Filmmaker: I know everyone has been asking about your next project, a feature-film adaption of the Stephen King novel, Firestarter, for Blumhouse and Universal. While you begin shooting soon, I wanted to ask how it’s been getting to work on material written by someone else. Not only is the source material a famous novel, but it was also previously adapted into a film released in 1984. Has years of working on projects that you originated and personally authored prepared you for embarking on this?
Thomas: To a certain extent, I think it has. At the same time, weirdly enough (and I don’t know why), Firestarter has always been very familiar to me. It was one of the first Stephen King books I ever read. I really identified with the story and realize that I now have even more connections to it. I’m a father and know what it’s like to parent a young daughter. I’ve never been on the run or had to live underground to avoid being chased by government agents, of course, but I can identify with the pain involved in something like that. Back in my clinical research days, I conducted drug studies where I would provide pharmaceuticals to study what effects they had on people and measure those over time. That’s very much the core engine of what happens in Firestarter, in terms of the Lot 6 experiment and the abilities these people who came out of the experiment developed. It feels like a world that I know.

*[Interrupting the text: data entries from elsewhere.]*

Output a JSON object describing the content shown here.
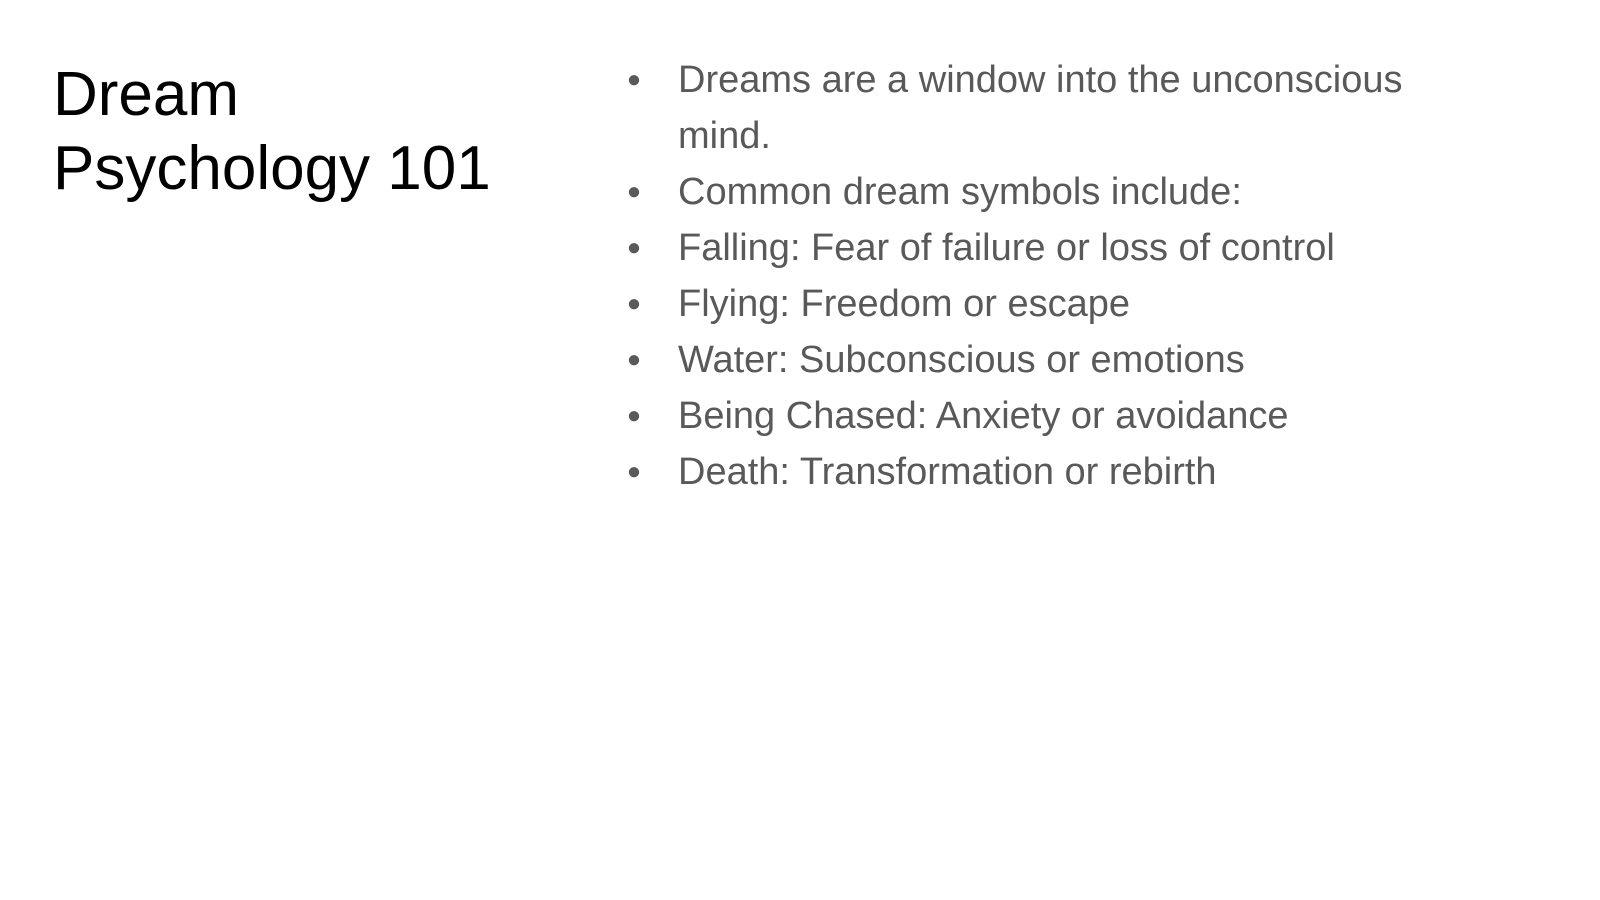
{
  "slide": {
    "title": "Dream Psychology 101",
    "bullets": [
      "Dreams are a window into the unconscious mind.",
      "Common dream symbols include:",
      "Falling: Fear of failure or loss of control",
      "Flying: Freedom or escape",
      "Water: Subconscious or emotions",
      "Being Chased: Anxiety or avoidance",
      "Death: Transformation or rebirth"
    ],
    "bullet_glyph": "●"
  },
  "colors": {
    "title": "#000000",
    "body": "#595959",
    "background": "#ffffff"
  }
}
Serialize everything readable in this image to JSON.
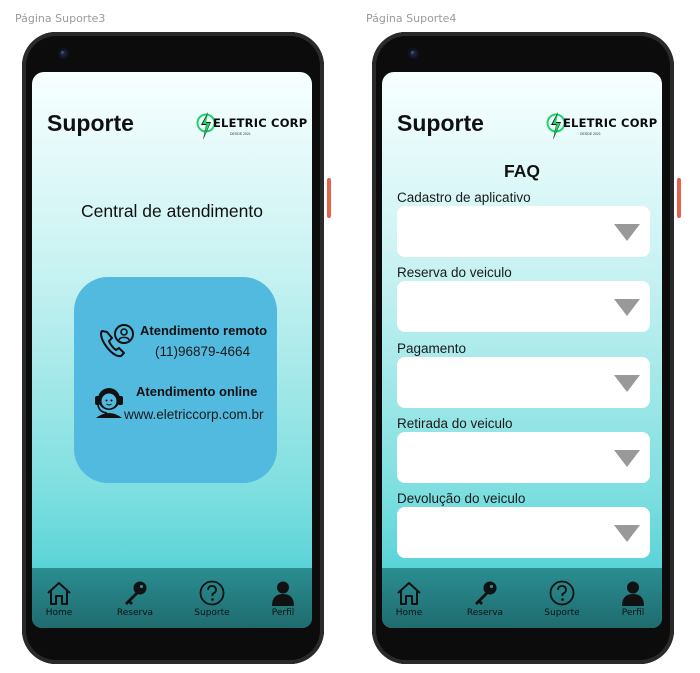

Having read the book and seen the 1984 film, this new project feels like I’m stepping into something different. The screenwriter, Scott Teems (Halloween Kills), and I were on the same page for what a Firestarter movie made in 2021 should look and feel like. I’ll sometimes get scripts submitted to me through my agents, and having been a writer myself first, it’s hard to take the “writer hat” off and refrain from jumping in and messing with someone’s script. But when I read Scott Teems’s draft, I thought, “While there’s something I’ll want to bring to it via my filmmaking, all the pieces are already there.” The existing Firestarter film and novel have been around for a long time and we’ve seen a number of superhero movies pull ideas out of Firestarter and use them for their own comics and subsequent film adaptations. But what Teems wrote feels like a fresh take on the material. My hope is that it will feel like Firestarter felt when the book was first released in 1980.
Working with Blumhouse and Universal has been a great experience too. They’re obviously very big studios, so things will be amped up more than they were on The Vigil, and obviously the budget will be higher, but they’ve been very freeing overall. I feel supported in making the film I want to make.
Filmmaker: Hopefully there’s a role for Fred Melamed somewhere in the script. Perhaps as another offscreen phone-caller…
Thomas: [laughs] That could be my signature! A Fred Melamed call in every movie.